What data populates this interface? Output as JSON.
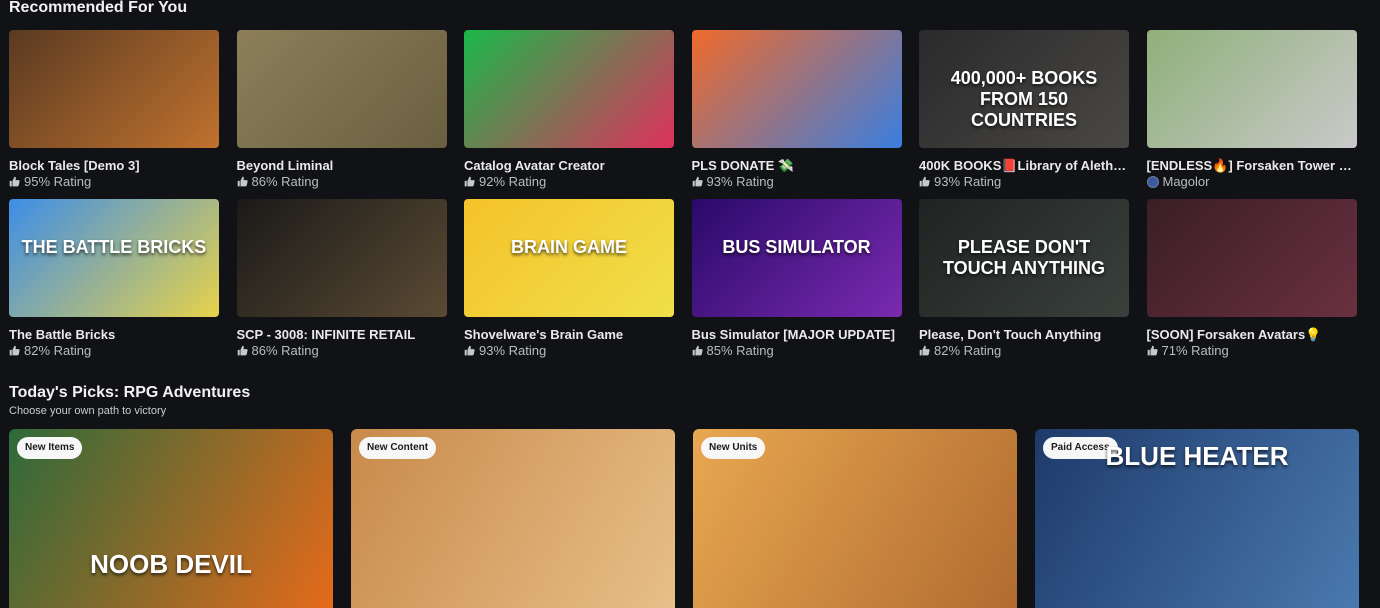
{
  "section": {
    "title": "Recommended For You"
  },
  "games": [
    {
      "title": "Block Tales [Demo 3]",
      "meta": "95% Rating",
      "meta_type": "rating",
      "colors": [
        "#5a3a22",
        "#c0722e"
      ],
      "thumb_text": ""
    },
    {
      "title": "Beyond Liminal",
      "meta": "86% Rating",
      "meta_type": "rating",
      "colors": [
        "#8c7f5a",
        "#6a5f40"
      ],
      "thumb_text": ""
    },
    {
      "title": "Catalog Avatar Creator",
      "meta": "92% Rating",
      "meta_type": "rating",
      "colors": [
        "#19b84a",
        "#e0305d"
      ],
      "thumb_text": ""
    },
    {
      "title": "PLS DONATE 💸",
      "meta": "93% Rating",
      "meta_type": "rating",
      "colors": [
        "#f06a2a",
        "#3a7ee0"
      ],
      "thumb_text": ""
    },
    {
      "title": "400K BOOKS📕Library of Aletheia",
      "meta": "93% Rating",
      "meta_type": "rating",
      "colors": [
        "#2a2a2c",
        "#4a4844"
      ],
      "thumb_text": "400,000+ BOOKS FROM 150 COUNTRIES"
    },
    {
      "title": "[ENDLESS🔥] Forsaken Tower Def...",
      "meta": "Magolor",
      "meta_type": "creator",
      "colors": [
        "#8fb07a",
        "#c9c9c9"
      ],
      "thumb_text": ""
    },
    {
      "title": "The Battle Bricks",
      "meta": "82% Rating",
      "meta_type": "rating",
      "colors": [
        "#3d8ee8",
        "#e8d24a"
      ],
      "thumb_text": "THE BATTLE BRICKS"
    },
    {
      "title": "SCP - 3008: INFINITE RETAIL",
      "meta": "86% Rating",
      "meta_type": "rating",
      "colors": [
        "#1b1a18",
        "#5a4a34"
      ],
      "thumb_text": ""
    },
    {
      "title": "Shovelware's Brain Game",
      "meta": "93% Rating",
      "meta_type": "rating",
      "colors": [
        "#f5c22a",
        "#f0e04a"
      ],
      "thumb_text": "BRAIN GAME"
    },
    {
      "title": "Bus Simulator [MAJOR UPDATE]",
      "meta": "85% Rating",
      "meta_type": "rating",
      "colors": [
        "#2a0a6a",
        "#7a2ab0"
      ],
      "thumb_text": "BUS SIMULATOR"
    },
    {
      "title": "Please, Don't Touch Anything",
      "meta": "82% Rating",
      "meta_type": "rating",
      "colors": [
        "#1f2422",
        "#3a403c"
      ],
      "thumb_text": "PLEASE DON'T TOUCH ANYTHING"
    },
    {
      "title": "[SOON] Forsaken Avatars💡",
      "meta": "71% Rating",
      "meta_type": "rating",
      "colors": [
        "#3a1e26",
        "#6a3040"
      ],
      "thumb_text": ""
    }
  ],
  "picks": {
    "title": "Today's Picks: RPG Adventures",
    "subtitle": "Choose your own path to victory",
    "items": [
      {
        "badge": "New Items",
        "colors": [
          "#2d6a3a",
          "#e86a1a"
        ],
        "thumb_text": "NOOB  DEVIL"
      },
      {
        "badge": "New Content",
        "colors": [
          "#c88a4a",
          "#e8c08a"
        ],
        "thumb_text": ""
      },
      {
        "badge": "New Units",
        "colors": [
          "#e8a850",
          "#b06a30"
        ],
        "thumb_text": ""
      },
      {
        "badge": "Paid Access",
        "colors": [
          "#1e3a6a",
          "#4a7ab0"
        ],
        "thumb_text": "BLUE HEATER"
      }
    ]
  }
}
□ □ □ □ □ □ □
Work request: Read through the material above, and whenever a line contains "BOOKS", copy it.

Result below:
      "title": "400K BOOKS📕Library of Aletheia",
      "thumb_text": "400,000+ BOOKS FROM 150 COUNTRIES"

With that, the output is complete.